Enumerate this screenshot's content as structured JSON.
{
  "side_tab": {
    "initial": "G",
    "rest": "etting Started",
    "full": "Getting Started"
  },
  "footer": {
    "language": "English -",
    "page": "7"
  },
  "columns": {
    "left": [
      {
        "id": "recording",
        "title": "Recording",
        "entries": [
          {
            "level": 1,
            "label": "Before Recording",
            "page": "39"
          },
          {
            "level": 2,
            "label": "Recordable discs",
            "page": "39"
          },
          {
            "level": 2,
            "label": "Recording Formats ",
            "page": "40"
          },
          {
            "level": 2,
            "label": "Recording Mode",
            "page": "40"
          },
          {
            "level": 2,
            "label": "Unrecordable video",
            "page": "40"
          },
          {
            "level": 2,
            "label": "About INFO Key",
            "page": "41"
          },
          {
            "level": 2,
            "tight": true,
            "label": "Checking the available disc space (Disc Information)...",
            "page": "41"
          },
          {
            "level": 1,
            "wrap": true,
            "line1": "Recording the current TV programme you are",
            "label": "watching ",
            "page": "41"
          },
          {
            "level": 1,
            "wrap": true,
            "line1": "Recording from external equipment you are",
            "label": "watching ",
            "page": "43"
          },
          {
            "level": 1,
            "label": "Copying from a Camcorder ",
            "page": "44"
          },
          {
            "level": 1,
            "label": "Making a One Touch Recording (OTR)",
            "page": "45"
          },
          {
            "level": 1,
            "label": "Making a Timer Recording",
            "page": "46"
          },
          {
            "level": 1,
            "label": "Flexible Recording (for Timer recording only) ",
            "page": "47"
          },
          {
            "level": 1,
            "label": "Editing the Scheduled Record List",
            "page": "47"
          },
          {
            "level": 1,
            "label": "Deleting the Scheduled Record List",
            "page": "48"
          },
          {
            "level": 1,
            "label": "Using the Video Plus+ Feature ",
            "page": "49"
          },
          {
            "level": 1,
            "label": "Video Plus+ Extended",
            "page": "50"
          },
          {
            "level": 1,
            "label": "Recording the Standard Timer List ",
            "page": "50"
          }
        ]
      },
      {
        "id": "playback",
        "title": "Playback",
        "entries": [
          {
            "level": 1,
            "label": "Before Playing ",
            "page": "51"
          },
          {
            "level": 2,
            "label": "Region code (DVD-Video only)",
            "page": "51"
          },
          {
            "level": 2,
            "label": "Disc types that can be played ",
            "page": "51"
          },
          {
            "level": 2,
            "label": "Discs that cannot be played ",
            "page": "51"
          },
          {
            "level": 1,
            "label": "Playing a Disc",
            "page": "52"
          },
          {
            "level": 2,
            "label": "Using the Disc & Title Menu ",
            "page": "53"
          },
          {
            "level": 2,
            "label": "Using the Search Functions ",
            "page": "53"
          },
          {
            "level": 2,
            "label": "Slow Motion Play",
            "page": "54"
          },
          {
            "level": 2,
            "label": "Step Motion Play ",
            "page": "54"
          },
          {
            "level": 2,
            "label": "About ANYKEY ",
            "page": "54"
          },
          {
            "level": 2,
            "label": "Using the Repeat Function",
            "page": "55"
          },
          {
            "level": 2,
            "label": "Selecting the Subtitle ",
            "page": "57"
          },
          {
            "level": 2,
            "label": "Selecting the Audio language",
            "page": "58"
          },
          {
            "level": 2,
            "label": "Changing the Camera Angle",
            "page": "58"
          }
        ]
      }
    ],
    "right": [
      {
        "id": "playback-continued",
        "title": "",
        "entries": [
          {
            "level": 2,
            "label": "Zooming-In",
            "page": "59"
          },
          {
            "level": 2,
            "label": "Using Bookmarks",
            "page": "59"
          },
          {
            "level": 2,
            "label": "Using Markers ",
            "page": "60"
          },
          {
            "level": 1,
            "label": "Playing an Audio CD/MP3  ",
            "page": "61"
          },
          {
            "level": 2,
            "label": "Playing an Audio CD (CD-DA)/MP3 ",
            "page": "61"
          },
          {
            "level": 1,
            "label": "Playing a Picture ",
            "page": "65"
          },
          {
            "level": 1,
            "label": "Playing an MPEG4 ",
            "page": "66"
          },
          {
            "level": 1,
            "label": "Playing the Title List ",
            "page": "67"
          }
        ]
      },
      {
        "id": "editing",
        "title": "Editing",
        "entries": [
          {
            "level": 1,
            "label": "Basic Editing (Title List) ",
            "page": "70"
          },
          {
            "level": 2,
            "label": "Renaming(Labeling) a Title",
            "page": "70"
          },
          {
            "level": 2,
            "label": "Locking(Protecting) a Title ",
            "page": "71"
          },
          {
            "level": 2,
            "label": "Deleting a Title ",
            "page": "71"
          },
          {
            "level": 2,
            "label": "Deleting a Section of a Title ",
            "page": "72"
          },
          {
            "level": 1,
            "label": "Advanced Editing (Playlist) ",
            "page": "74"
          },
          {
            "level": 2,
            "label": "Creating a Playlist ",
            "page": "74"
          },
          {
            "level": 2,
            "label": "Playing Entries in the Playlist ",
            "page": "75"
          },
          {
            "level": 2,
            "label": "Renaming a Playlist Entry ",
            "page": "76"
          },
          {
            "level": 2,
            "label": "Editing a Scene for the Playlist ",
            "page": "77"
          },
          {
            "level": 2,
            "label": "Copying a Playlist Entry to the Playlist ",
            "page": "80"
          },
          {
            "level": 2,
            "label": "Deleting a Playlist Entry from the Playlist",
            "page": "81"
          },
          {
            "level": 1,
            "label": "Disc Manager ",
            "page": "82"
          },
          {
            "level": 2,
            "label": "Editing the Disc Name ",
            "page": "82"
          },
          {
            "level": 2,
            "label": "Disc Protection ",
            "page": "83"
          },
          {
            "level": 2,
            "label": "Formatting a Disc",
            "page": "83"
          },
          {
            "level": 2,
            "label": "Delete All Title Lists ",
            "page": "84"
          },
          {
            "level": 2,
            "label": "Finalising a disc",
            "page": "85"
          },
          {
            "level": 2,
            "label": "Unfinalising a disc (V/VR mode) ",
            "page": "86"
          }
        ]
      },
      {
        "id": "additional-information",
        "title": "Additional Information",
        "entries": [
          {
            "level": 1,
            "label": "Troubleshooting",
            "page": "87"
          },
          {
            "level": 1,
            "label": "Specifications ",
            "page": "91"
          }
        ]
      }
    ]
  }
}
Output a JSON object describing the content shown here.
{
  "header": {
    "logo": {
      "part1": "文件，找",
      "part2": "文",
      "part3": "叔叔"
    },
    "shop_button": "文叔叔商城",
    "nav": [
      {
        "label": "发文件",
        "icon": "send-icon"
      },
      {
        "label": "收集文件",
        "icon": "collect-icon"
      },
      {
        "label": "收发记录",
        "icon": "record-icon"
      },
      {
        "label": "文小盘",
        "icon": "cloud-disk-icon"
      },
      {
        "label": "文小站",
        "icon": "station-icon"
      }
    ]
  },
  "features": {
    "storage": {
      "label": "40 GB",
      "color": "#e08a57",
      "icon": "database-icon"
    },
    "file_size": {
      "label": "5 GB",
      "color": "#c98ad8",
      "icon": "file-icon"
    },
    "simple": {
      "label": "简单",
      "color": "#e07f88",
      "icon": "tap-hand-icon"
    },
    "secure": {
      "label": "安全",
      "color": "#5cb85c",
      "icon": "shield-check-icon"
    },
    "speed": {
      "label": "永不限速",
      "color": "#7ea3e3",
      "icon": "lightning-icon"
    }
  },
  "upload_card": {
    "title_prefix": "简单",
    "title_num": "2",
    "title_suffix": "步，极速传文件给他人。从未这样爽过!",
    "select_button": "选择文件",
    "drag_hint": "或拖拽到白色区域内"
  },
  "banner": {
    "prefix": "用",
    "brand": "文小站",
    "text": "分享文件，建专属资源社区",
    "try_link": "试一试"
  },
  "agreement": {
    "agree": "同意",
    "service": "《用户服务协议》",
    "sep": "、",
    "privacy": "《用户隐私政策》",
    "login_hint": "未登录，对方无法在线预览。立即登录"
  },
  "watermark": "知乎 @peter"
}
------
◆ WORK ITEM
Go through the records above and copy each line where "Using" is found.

◆ OUTPUT OF THE TASK
            "label": "Using the Video Plus+ Feature ",
            "label": "Using the Disc & Title Menu ",
            "label": "Using the Search Functions ",
            "label": "Using the Repeat Function",
            "label": "Using Bookmarks",
            "label": "Using Markers ",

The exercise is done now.